I got this as a freebie when I bought another product. It's a very strange magazine. I doubt that I'll subscribe after my free year is over, but pick up a copy and judge for yourself.
Sadly, its time has passed.
I used to love Wired, and read every issue cover-to-cover. Unfortunately, it's now just a shadow of its former self. Since being sold to Conde Nast publications (or even before?), Wired has been stripped of its meat and transformed into even more of an ad-laden pseudo-catalog than it once was. The irony of the title has become even more obvious as online forums and publications have matured while Wired's writing has lost its urgency and its ad/content ratio has degraded. Unless you're looking for a catalog of geek toys to flip through, your money is better spent elsewhere.
Bulky, eye-catching ads, but not much content
Wired always seems to have a pulse on what's happening in the "New Economy". However, I found most of the articles to be long-winded and not too insightful. The magazine has a hip image, great cutting edge ads, but I'd prefer Red Herring anyday. It seems like a lot to pay for a magazine that has so many ads.
Very naive writers but occasionally has an excellent article.
I have to say that I get my copy of Wired for free. It is simply not worth subscribing to. Why? The writers either fawn excessively over some product or person or they are so naive that they believe anything a celebrity/writer/etc tells them. You could sell them just about any story as real even if it was about aliens in Roswell. I have never encountered a magazine that continually passes off truths based on total hearsay. Ex; the story about Facebook and the movie was ludicrous to say the least. On the other hand, Wired usually have at least one interesting article in each magazine. As such if you can get a subscription cheap enough, it might be worth it.
Needle in a Haystack
After reading many interesting articles on the Wired website, I figured I'd try the magazine since it is cheap. I won't be renewing that subscription.
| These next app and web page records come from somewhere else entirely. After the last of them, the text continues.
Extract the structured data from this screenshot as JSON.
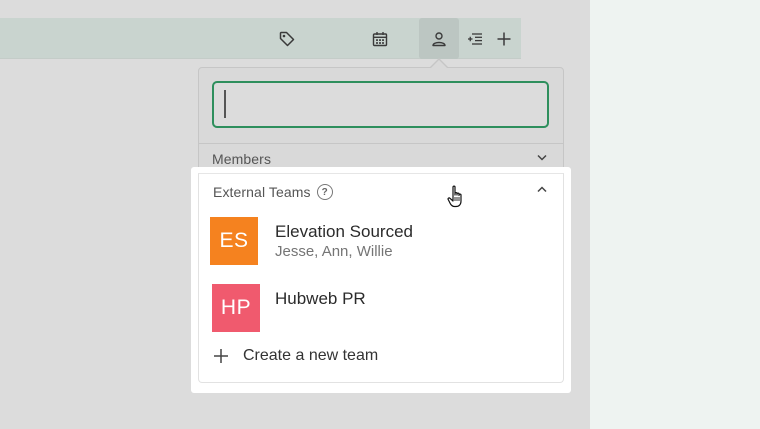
{
  "toolbar": {
    "icons": [
      "tag-icon",
      "calendar-icon",
      "person-icon",
      "sort-list-icon",
      "plus-icon"
    ]
  },
  "search": {
    "value": "",
    "placeholder": ""
  },
  "sections": {
    "members": {
      "label": "Members",
      "expanded": false
    },
    "external_teams": {
      "label": "External Teams",
      "expanded": true,
      "teams": [
        {
          "initials": "ES",
          "name": "Elevation Sourced",
          "members": "Jesse, Ann, Willie",
          "color": "#f5821f"
        },
        {
          "initials": "HP",
          "name": "Hubweb PR",
          "members": "",
          "color": "#f05a6e"
        }
      ],
      "create_label": "Create a new team"
    }
  },
  "colors": {
    "accent": "#2e8f5d",
    "toolbar_bg": "#c9d4cf",
    "side_panel_bg": "#eef3f1"
  }
}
There ARE some genuinely interesting, informative, etc articles in the magazine. Unfortunately there are only a few such articles and you'll have to wade through myriad ads, fluff, and pretentious rants to find them.
Better off reading only the interesting articles online for free.
too many ads, not one single finished product. what is the point of this magazine? aw yeah, i've heard about the global warming but don't ask me what where why is happening type of no-information? no, thank you, it is a waste of time, and lots of trees...
Whatever Wired may once have been, it no longer is. I've been a sporadic reader for years, but I think that just ended with this month's issue. You know, the one with Martha on the cover. Yes, that Martha.
It may still be the journal of the ADD generation - only about two pieces lasted longer than a two-page spread. The larger part of the magazine looks like flocks of featurelets, up to a half-dozen per page, flying in close formation. The vaguely-connected fragments include sound-bites, factoids, and how-to blurbs for people not real strong on following directions.
One feature distinguished this month's issue from any other magazine I've ever seen: complete unification of content and advertising. There's no clue which is which in the visual style, since the magazine is mostly about selling some ill-defined technological "coolness" anyway. Perhaps as a result, descriptive ads and product-placed articles have grown almost completely together. More than once, I honestly couldn't tell the difference.
Bye-bye, Wired. The next generation of magazines, Seed included, are now doing what you used to do, but maybe better.
-- wiredweird, no relation
too much advertistements
The issue (first one) I got was completely filled with advertisements you had to literally hunt for content.
A magazine about stuff.
Wired is mostly about stuff. Namely stuff you don't have, stuff you can't afford, and stuff that if you do own you aren't using to its full potential. The stuff is so pervasive through the magazine that it's hard to tell ads from articles. And the ads. You have to go through 15 pages of ads just to get to the table of contents. After that it's another 15 pages before you get to any content. The categories are so eclectic you never know what you're getting in each issue. One issue may contain reviews of folding bicycles while another issue will have the beauty secrets of Japanese teens. Online stories from Wired are among the most informative and well researched out there. In the magazine there usually aren't more than 2 that are worth reading. Wired represents traditional print competing with online sources. If you were to open up 20 random web pages, you'll get a pretty good approximation of what Wired is about.
Just Plain Boring
As a self confessed geeky type I was really looking forward to my first issue. Maybe my excitement had built too much during the 3 months it took for the damn thing to arrive, but the first issue was quite disappointing. Give it another chance I thought - second issue arrived today and I have pretty much the same opinion.
So what's the problem - IMHO the magazine has an identity crisis. It tries to be a lot of things (new technology reporter, product reviewer, political commentator) but doesn't quite cut it in any of these categories. As a result it becomes a rather disjointed read. In the end you get bored quickly.